Adds a logHandler which will receive all messages sent into the logging engine from any of the loggers. So if you have different named loggers, they will all share the same engine and therefore the same set of handlers.

The LogHandler interface is described below.


Removes a previously added handler. The handlers are stored in an array that is searched with .indexOf() so this has to be the same object that was originally added.


Since a default console handler is added to all loggers this method is necessary to remove it in cases where you want all logging to go somewhere else, such as out to a network logging endpoint.

This is probably the most efficient approach, but you can also get the default console log handler using Log.defaultConsoleHandler. If you set the disabled attribute on that handler, it will still be in the handling stack receiving messages, but it won't output anything to the console.

LogHandler interface

To be a LogHandler an object needs to have a handleLog(logMsg) function. Once added to the logEngine, the handler will receive all messages that pass the level filter of the logger they were sent with.

So if a logger is configured for LEVEL_INFO, the handlers won't receive LEVEL_DEBUG messages sent through that logger.

Log messages have the following attributes that can be accessed directly by a handler in order to forward the message or format it as appropriate

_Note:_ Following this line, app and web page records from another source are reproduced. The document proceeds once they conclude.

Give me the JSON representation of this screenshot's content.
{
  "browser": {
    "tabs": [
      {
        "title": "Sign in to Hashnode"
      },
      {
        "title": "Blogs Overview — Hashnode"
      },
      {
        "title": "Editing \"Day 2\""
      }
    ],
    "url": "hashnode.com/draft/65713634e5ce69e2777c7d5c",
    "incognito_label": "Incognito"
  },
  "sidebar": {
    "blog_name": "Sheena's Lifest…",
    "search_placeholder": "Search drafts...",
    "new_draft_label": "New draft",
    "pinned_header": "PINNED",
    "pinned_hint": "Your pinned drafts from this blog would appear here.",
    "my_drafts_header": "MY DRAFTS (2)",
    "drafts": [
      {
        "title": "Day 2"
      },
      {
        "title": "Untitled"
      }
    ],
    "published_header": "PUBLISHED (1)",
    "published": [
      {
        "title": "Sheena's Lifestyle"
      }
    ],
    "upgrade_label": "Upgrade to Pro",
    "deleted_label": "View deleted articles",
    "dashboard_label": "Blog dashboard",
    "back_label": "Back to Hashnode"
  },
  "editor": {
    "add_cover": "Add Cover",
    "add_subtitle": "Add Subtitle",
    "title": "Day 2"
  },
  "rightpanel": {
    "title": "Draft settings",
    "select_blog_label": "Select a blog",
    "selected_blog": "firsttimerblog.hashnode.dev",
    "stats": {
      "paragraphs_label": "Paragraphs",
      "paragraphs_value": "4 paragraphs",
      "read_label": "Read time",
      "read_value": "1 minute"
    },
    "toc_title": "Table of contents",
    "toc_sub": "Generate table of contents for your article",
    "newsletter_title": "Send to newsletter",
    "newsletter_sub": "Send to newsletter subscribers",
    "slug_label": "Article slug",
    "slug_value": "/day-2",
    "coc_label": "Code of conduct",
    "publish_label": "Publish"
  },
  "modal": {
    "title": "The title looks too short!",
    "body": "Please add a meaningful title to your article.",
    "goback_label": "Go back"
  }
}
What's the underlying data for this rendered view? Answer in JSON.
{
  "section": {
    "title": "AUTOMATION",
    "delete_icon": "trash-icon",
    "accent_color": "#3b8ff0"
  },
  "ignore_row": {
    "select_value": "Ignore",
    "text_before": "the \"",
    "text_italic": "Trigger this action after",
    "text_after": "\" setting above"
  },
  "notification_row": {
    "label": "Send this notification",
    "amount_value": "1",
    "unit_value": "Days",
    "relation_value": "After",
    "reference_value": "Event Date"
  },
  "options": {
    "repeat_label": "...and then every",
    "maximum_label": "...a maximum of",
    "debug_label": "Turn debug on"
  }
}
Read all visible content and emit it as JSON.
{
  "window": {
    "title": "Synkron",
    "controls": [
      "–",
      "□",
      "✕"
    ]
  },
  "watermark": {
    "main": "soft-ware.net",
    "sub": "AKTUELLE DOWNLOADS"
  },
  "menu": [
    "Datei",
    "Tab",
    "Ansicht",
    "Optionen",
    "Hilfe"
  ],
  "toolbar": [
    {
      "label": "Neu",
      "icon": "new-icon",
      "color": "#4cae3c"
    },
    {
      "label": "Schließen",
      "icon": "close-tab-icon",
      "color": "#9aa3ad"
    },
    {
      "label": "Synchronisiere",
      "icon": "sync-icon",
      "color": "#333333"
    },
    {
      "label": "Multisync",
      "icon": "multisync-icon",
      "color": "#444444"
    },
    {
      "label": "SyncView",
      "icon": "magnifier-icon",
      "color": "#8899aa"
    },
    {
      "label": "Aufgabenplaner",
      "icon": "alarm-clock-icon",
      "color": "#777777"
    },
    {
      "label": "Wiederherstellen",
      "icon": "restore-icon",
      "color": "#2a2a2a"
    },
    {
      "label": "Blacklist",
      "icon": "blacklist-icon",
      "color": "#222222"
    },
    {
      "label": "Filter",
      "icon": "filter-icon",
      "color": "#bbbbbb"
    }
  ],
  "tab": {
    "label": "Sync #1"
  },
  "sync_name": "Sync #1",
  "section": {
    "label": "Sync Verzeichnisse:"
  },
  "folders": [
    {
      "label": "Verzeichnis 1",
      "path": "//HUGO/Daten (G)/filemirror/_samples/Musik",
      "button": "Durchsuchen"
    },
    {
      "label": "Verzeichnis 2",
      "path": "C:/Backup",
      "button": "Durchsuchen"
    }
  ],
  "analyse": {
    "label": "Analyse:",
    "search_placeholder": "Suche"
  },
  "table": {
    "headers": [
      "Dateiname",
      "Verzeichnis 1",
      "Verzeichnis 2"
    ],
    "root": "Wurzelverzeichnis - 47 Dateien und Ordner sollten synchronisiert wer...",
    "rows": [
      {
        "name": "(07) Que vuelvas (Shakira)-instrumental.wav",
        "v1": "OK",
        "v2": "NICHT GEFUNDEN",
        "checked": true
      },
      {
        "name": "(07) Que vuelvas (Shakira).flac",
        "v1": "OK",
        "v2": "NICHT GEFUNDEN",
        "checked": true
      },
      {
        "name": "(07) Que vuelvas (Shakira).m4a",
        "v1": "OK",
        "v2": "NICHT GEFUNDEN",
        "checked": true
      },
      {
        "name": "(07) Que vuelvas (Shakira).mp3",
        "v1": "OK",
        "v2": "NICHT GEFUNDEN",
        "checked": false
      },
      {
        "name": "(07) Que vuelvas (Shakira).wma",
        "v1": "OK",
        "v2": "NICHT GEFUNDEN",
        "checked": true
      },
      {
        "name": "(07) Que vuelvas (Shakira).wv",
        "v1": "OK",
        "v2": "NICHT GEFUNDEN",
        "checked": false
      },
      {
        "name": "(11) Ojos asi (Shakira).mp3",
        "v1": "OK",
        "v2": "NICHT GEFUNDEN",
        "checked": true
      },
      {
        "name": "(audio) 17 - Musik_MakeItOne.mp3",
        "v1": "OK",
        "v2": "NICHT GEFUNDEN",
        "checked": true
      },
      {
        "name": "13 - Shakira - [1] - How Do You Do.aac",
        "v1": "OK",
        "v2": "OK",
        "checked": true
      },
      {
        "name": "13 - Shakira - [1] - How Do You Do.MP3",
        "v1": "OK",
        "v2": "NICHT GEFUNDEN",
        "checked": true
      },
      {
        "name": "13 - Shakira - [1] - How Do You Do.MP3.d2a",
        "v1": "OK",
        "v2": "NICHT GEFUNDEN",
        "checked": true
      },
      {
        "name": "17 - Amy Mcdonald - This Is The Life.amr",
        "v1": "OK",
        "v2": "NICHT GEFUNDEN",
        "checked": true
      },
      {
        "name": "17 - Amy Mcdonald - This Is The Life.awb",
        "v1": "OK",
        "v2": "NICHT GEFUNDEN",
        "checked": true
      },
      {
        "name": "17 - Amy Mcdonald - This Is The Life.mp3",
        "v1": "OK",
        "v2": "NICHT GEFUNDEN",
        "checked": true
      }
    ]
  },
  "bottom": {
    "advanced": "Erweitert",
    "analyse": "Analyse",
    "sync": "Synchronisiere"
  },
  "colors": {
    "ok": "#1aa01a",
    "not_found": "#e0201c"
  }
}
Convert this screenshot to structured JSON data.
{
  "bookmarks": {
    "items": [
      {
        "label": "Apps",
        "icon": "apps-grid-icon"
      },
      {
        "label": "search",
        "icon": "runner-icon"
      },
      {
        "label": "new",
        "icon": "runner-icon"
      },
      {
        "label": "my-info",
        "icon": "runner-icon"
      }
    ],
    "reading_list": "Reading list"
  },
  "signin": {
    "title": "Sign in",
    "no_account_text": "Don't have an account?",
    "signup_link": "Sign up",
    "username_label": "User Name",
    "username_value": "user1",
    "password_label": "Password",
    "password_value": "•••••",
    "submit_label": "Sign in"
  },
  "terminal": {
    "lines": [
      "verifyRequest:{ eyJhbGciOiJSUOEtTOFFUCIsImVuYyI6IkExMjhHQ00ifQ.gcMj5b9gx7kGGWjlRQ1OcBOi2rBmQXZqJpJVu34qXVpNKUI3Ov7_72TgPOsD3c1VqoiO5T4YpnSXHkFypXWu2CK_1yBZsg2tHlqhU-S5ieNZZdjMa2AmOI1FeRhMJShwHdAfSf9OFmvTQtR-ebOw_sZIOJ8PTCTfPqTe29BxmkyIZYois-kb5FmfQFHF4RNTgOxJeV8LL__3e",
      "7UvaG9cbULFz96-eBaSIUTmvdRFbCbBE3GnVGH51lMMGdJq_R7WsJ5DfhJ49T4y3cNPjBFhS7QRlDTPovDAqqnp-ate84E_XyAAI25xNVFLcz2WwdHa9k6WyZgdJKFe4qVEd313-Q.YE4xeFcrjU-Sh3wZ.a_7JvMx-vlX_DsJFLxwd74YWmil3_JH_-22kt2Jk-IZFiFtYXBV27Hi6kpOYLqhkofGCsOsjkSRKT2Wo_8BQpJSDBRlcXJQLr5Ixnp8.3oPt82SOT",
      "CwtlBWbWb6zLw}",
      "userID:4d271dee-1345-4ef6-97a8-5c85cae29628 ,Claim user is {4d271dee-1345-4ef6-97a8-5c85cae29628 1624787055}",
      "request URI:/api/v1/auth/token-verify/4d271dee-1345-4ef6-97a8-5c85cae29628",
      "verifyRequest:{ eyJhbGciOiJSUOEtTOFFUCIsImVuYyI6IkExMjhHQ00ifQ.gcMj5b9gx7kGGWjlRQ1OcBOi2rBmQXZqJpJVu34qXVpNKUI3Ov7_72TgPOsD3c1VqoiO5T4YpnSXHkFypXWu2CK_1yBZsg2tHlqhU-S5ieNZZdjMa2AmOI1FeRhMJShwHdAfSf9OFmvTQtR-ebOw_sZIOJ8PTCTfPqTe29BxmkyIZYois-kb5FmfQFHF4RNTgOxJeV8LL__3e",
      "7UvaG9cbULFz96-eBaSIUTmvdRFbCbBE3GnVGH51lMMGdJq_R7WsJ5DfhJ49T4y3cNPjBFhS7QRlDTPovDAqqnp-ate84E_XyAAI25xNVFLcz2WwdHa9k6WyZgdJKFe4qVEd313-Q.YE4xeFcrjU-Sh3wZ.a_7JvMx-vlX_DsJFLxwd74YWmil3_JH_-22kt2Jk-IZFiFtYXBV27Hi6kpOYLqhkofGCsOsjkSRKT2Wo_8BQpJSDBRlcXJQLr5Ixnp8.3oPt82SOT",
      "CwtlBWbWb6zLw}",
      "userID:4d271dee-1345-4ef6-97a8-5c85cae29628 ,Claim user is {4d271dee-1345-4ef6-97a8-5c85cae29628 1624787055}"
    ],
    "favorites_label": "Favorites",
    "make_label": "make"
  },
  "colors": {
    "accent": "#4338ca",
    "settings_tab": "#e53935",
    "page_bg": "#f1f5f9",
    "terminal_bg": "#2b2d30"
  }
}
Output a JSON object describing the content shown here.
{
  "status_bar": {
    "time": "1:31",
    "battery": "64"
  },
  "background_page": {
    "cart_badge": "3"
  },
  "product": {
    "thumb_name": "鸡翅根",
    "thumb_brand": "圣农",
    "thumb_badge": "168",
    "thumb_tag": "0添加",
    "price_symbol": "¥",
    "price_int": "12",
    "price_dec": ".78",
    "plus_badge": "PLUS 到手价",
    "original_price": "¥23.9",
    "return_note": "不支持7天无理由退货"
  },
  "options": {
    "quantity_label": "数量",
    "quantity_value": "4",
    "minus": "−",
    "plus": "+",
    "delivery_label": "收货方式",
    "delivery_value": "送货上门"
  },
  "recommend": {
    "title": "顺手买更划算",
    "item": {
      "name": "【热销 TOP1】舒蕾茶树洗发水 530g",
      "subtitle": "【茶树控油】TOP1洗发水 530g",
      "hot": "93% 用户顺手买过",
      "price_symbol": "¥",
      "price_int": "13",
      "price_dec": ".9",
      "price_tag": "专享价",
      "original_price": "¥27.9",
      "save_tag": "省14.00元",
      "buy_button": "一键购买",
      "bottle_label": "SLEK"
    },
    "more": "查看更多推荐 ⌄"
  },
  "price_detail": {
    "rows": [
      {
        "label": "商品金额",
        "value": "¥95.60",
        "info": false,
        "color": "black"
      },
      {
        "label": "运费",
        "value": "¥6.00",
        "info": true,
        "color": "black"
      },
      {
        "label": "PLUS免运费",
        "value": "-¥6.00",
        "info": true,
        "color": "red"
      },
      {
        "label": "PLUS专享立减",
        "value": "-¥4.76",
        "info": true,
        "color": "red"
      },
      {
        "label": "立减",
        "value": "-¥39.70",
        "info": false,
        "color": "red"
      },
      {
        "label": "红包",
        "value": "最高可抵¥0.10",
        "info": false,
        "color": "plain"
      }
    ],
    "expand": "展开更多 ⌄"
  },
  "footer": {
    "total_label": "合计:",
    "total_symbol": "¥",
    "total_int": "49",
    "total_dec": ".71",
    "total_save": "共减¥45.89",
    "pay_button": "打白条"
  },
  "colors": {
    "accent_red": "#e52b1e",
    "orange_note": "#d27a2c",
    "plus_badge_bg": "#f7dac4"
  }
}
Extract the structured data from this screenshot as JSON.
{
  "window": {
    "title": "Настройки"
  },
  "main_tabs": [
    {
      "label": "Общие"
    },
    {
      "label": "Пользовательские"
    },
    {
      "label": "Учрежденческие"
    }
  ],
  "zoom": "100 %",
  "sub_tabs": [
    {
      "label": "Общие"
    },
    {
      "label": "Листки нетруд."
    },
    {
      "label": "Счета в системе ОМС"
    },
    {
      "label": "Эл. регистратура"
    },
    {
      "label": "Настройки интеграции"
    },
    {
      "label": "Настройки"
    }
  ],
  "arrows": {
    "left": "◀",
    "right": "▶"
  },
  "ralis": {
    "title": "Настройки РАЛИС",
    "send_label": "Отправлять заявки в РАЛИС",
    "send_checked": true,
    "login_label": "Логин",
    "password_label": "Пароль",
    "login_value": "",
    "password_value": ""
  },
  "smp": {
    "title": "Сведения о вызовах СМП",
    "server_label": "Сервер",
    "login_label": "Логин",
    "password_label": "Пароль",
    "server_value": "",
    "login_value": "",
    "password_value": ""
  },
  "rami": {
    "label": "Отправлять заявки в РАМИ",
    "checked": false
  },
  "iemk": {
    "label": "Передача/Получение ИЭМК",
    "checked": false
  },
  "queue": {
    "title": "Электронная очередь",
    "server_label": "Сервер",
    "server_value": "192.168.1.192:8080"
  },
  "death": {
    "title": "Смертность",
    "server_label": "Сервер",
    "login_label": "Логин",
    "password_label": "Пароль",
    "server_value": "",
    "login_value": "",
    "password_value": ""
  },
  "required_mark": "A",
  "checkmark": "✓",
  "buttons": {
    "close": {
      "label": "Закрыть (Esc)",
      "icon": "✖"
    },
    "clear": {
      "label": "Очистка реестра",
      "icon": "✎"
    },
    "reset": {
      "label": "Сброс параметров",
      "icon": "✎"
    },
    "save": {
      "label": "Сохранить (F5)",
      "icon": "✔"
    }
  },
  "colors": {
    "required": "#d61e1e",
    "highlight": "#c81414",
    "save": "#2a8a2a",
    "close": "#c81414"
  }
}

    // This will be one of the Log.LEVEL_XXXX constants.
    // 0 is Error while 3 is Debug, but the constants should be used
    // whenever possible rather than the int values
    logLevel: <int>

    // A date object representing the time the message was sent
    date: <Date>

    // Indicates whether args should be turned into strings using
    // .toString() or util.inspect() and equivalents.
    inspect: <Boolean>

    // A reference to the logger which sent the message
    logger: <Logger>

    // The arguments passed in to the standard logging functions. If
    // a handler is able to send structured objects on to it's destination
    // then it may want to use these values directly instead of the formatted
    // log message. However, it's worth noting that the logging
    // functions accept sprintf styled arguments so handlers should take
    // that into account as necessary.
    args: [<any>]

    // An optional object that should be "flattened" in the sense that it
    // should be translated into "key=value" pairs. This is handled by the
    // default getMessage() function, but a more capable log handler may
    // choose to pass this on in a structured way to the ultimate logging
    // destination
    flatten: <object>

In addition to those attributes there are two functions defined that make writing a simple handler which outputs a single string per message pretty easy. They are .getHeader() and .getMessage().

The .getHeader() function returns everything to the left side of the "|" that is written by the default console output handler. This may include a prefix, the logger name, the timestamp, and the log level. If color is enabled it will include color control codes.

The .getMessage() function returns everything to the right of the "|" which is the formatted args and flattened objects as appropriate. Note that if the configuration value newlines is set to "indent" which is the default than the message will contain the indention header and the pipe separators. Thus you may want to either set the newlines configuration to "space" or ignore this function if writing a structured log handler where this is inappropriate.

Both of these getters will cache their results on a per-message basis for performance, so once they've been called they will return the memoized values. It's also worth noting that .getMessage() internally calls .getHeader().

TODO: Describe the other methods that a handler should really have.